The concerns over forensic pathology were heightened after the killing of George Floyd in 2020 under the knee of a white Minneapolis police officer.
The Hennepin County medical examiner classified Mr. Floyd’s death as a homicide and listed heart disease, fentanyl and methamphetamine as contributing factors. But forensic pathologists hired by Mr. Floyd’s family said that asphyxia, or deprivation of oxygen, was the cause of death and placed the blame squarely on the police officers involved.
The autopsy initiative is part of Know Your Rights Camp, an activist group founded by Mr. Kaepernick that describes its mission as advancing “the liberation and well-being of Black and Brown communities.”
The group defines a police-related death as one in which an individual “dies as a result of being shot, beaten, restrained, intentionally hit by a police vehicle, pepper sprayed, tasered or otherwise harmed by police officers, whether on-duty or off-duty.”
Some medical examiners have said that, like everyone else, they have biases, but that ample systems are already in place, including courtroom scrutiny of their decisions. The National Association of Medical Examiners did not immediately respond to a request for comment.
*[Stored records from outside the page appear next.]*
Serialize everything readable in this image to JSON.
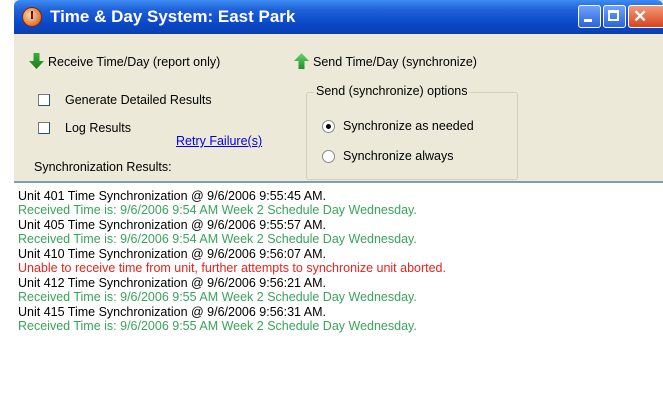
{
  "window": {
    "title": "Time & Day System: East Park"
  },
  "toolbar": {
    "receive_label": "Receive Time/Day  (report only)",
    "send_label": "Send Time/Day (synchronize)"
  },
  "options": {
    "generate_detailed": {
      "label": "Generate Detailed Results",
      "checked": false
    },
    "log_results": {
      "label": "Log Results",
      "checked": false
    },
    "retry_label": "Retry Failure(s)",
    "sync_results_label": "Synchronization Results:"
  },
  "send_options": {
    "title": "Send (synchronize) options",
    "as_needed": {
      "label": "Synchronize as needed",
      "selected": true
    },
    "always": {
      "label": "Synchronize always",
      "selected": false
    }
  },
  "results": [
    {
      "text": "Unit 401 Time Synchronization @ 9/6/2006 9:55:45 AM.",
      "type": "info"
    },
    {
      "text": "Received Time is: 9/6/2006 9:54 AM Week 2 Schedule Day Wednesday.",
      "type": "ok"
    },
    {
      "text": "Unit 405 Time Synchronization @ 9/6/2006 9:55:57 AM.",
      "type": "info"
    },
    {
      "text": "Received Time is: 9/6/2006 9:54 AM Week 2 Schedule Day Wednesday.",
      "type": "ok"
    },
    {
      "text": "Unit 410 Time Synchronization @ 9/6/2006 9:56:07 AM.",
      "type": "info"
    },
    {
      "text": "Unable to receive time from unit, further attempts to synchronize unit aborted.",
      "type": "error"
    },
    {
      "text": "Unit 412 Time Synchronization @ 9/6/2006 9:56:21 AM.",
      "type": "info"
    },
    {
      "text": "Received Time is: 9/6/2006 9:55 AM Week 2 Schedule Day Wednesday.",
      "type": "ok"
    },
    {
      "text": "Unit 415 Time Synchronization @ 9/6/2006 9:56:31 AM.",
      "type": "info"
    },
    {
      "text": "Received Time is: 9/6/2006 9:55 AM Week 2 Schedule Day Wednesday.",
      "type": "ok"
    }
  ],
  "colors": {
    "info": "#000000",
    "ok": "#3aa35a",
    "error": "#e8231c",
    "titlebar": "#0a48c8"
  }
}
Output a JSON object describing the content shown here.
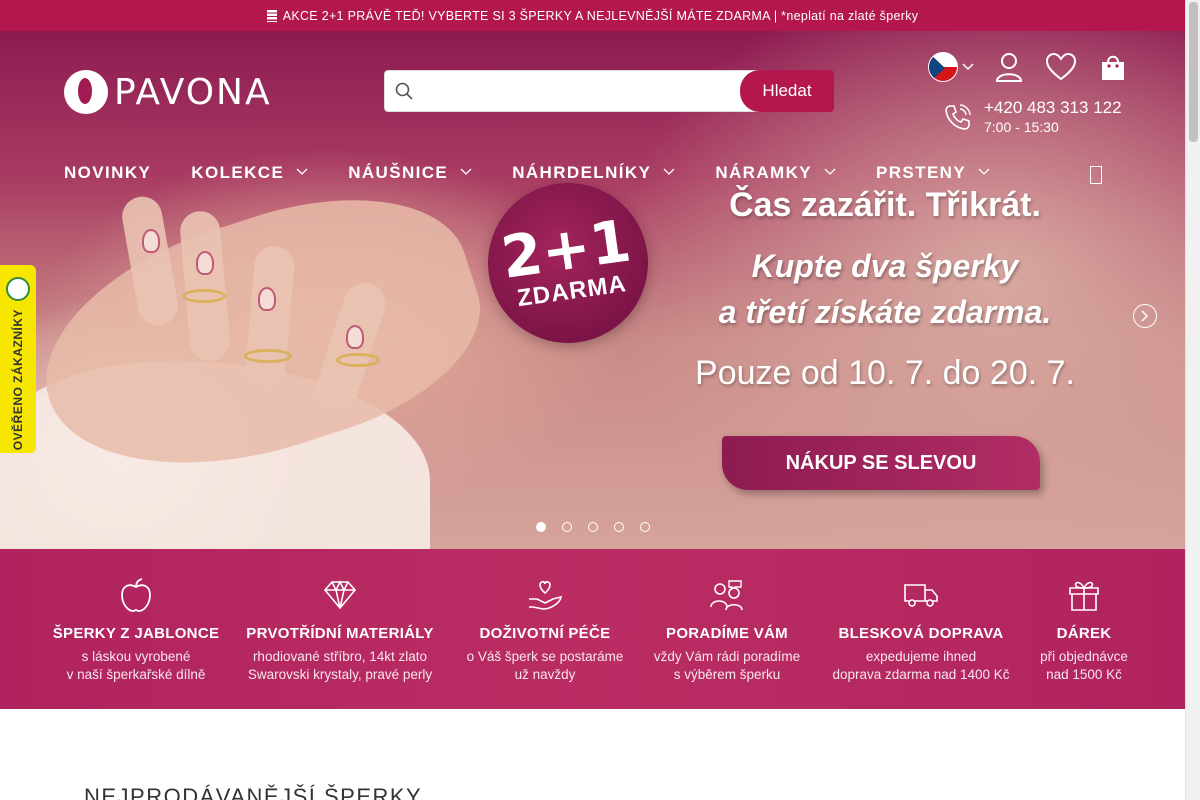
{
  "promo": {
    "text": "AKCE 2+1 PRÁVĚ TEĎ! VYBERTE SI 3 ŠPERKY A NEJLEVNĚJŠÍ MÁTE ZDARMA | *neplatí na zlaté šperky"
  },
  "header": {
    "logo_text": "PAVONA",
    "search_placeholder": "",
    "search_button": "Hledat",
    "phone": "+420 483 313 122",
    "hours": "7:00 - 15:30",
    "icons": [
      "flag-cz-icon",
      "chevron-down-icon",
      "user-icon",
      "heart-icon",
      "cart-icon"
    ]
  },
  "nav": {
    "items": [
      {
        "label": "NOVINKY",
        "dropdown": false
      },
      {
        "label": "KOLEKCE",
        "dropdown": true
      },
      {
        "label": "NÁUŠNICE",
        "dropdown": true
      },
      {
        "label": "NÁHRDELNÍKY",
        "dropdown": true
      },
      {
        "label": "NÁRAMKY",
        "dropdown": true
      },
      {
        "label": "PRSTENY",
        "dropdown": true
      }
    ]
  },
  "hero": {
    "badge_big": "2+1",
    "badge_small": "ZDARMA",
    "title": "Čas zazářit. Třikrát.",
    "line1": "Kupte dva šperky",
    "line2": "a třetí získáte zdarma.",
    "date": "Pouze od 10. 7. do 20. 7.",
    "cta": "NÁKUP SE SLEVOU",
    "slide_count": 5,
    "active_slide": 1
  },
  "verified": {
    "text": "OVĚŘENO ZÁKAZNÍKY"
  },
  "features": [
    {
      "icon": "apple-icon",
      "title": "ŠPERKY Z JABLONCE",
      "line1": "s láskou vyrobené",
      "line2": "v naší šperkařské dílně"
    },
    {
      "icon": "diamond-icon",
      "title": "PRVOTŘÍDNÍ MATERIÁLY",
      "line1": "rhodiované stříbro, 14kt zlato",
      "line2": "Swarovski krystaly, pravé perly"
    },
    {
      "icon": "hand-heart-icon",
      "title": "DOŽIVOTNÍ PÉČE",
      "line1": "o Váš šperk se postaráme",
      "line2": "už navždy"
    },
    {
      "icon": "support-people-icon",
      "title": "PORADÍME VÁM",
      "line1": "vždy Vám rádi poradíme",
      "line2": "s výběrem šperku"
    },
    {
      "icon": "truck-icon",
      "title": "BLESKOVÁ DOPRAVA",
      "line1": "expedujeme ihned",
      "line2": "doprava zdarma nad 1400 Kč"
    },
    {
      "icon": "gift-icon",
      "title": "DÁREK",
      "line1": "při objednávce",
      "line2": "nad 1500 Kč"
    }
  ],
  "section": {
    "title": "NEJPRODÁVANĚJŠÍ ŠPERKY"
  },
  "colors": {
    "brand": "#b3174e",
    "feature_bg": "#b0235e",
    "verified_bg": "#f6e600"
  }
}
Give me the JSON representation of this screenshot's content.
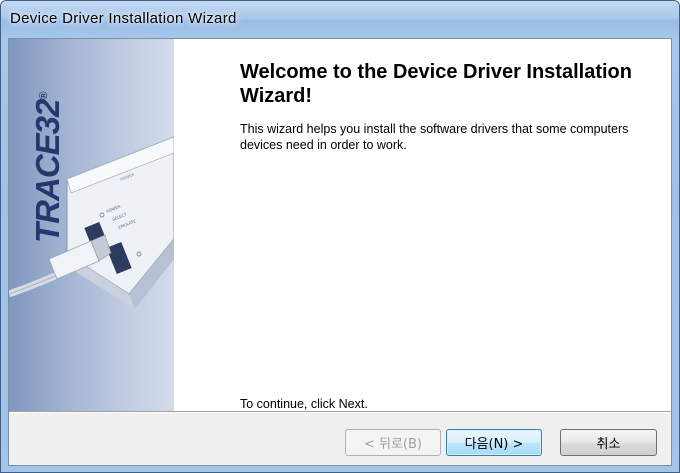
{
  "window": {
    "title": "Device Driver Installation Wizard"
  },
  "side_panel": {
    "brand": "TRACE32",
    "brand_mark": "®",
    "device_labels": {
      "power_top": "POWER",
      "power": "POWER",
      "select": "SELECT",
      "emulate": "EMULATE"
    }
  },
  "content": {
    "heading": "Welcome to the Device Driver Installation Wizard!",
    "description": "This wizard helps you install the software drivers that some computers devices need in order to work.",
    "continue_text": "To continue, click Next."
  },
  "buttons": {
    "back": "< 뒤로(B)",
    "next": "다음(N) >",
    "cancel": "취소"
  },
  "colors": {
    "title_bar": "#a9c8ea",
    "side_panel": "#9fb2d3",
    "brand": "#24386e",
    "next_button_border": "#3c7fb1"
  }
}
Dr. Wecht said that a second review would often be in agreement with the first, but it could also serve as a check on the system. He said the biases that could develop among medical examiners are not necessarily sinister but rather the natural product of close working relationships with law enforcement.
“Medical examiners deal with cops all the time,” Dr. Wecht said. “They get their stories from the cops all the time. There’s nothing startling or highly unexpected to be influenced in that fashion by people with whom you work.”
Mr. Kaepernick, as a quarterback of the San Francisco 49ers, started kneeling during the national anthem before N.F.L. games in 2016. He said he wanted to raise awareness of racism, social injustice and police brutality against “Black people and people of color.”
A program official said Mr. Kaepernick was not available for comment on Thursday, but the former quarterback said in a statement that the “prison industrial complex” includes the police and “strives to protect and serve its interests at all costs.”
The autopsy initiative, he said, “is one important step toward ensuring that family members have access to accurate and forensically verifiable information about the cause of death of their loved one in their time of need.”
Brendan Cole, February 24, 2022https://www.msn.com/en-us/news/world/anti-war-protests-break-out-in-russia-condemning-ukraine-invasion/ar-AAUfZZB
Protesters in cities across Russia have risked arrest and voiced their opposition to the invasion of Ukraine by Moscow-led forces.
The OVD-Info rights group, which monitors political arrests in Russia, said that as of Thursday evening, more than 235 people had been detained in 29 cities.
Rallies took place across many time zones, and those detained hailed from cities ranging from from the enclave of Kaliningrad on the edge of Europe to the far eastern city of Vladivostok.
There were also protests in cities including Yekaterinburg, the Siberian city of Novosibirsk and the capital Moscow.
Footage of the protests, which were of varying sizes, were shared on social media and showed people holding signs and chanting "No to war!"
Thomas van Linge, who has been reporting on incidents surrounding the invasion of Ukraine, tweeted footage of what he said was a rally in the city of Tyumen in which he said that "police are busy arresting everyone before it takes off."
One-person picketers are the only form of protest that does not require the prior approval of the authorities. Citing coronavirus restrictions, including on public events, Russia's interior ministry said on television for people to refrain from unsanctioned protests or face arrest.
Independent news outlet Meduza reported that anti-war solo picketers were also popping up in cities across Russia.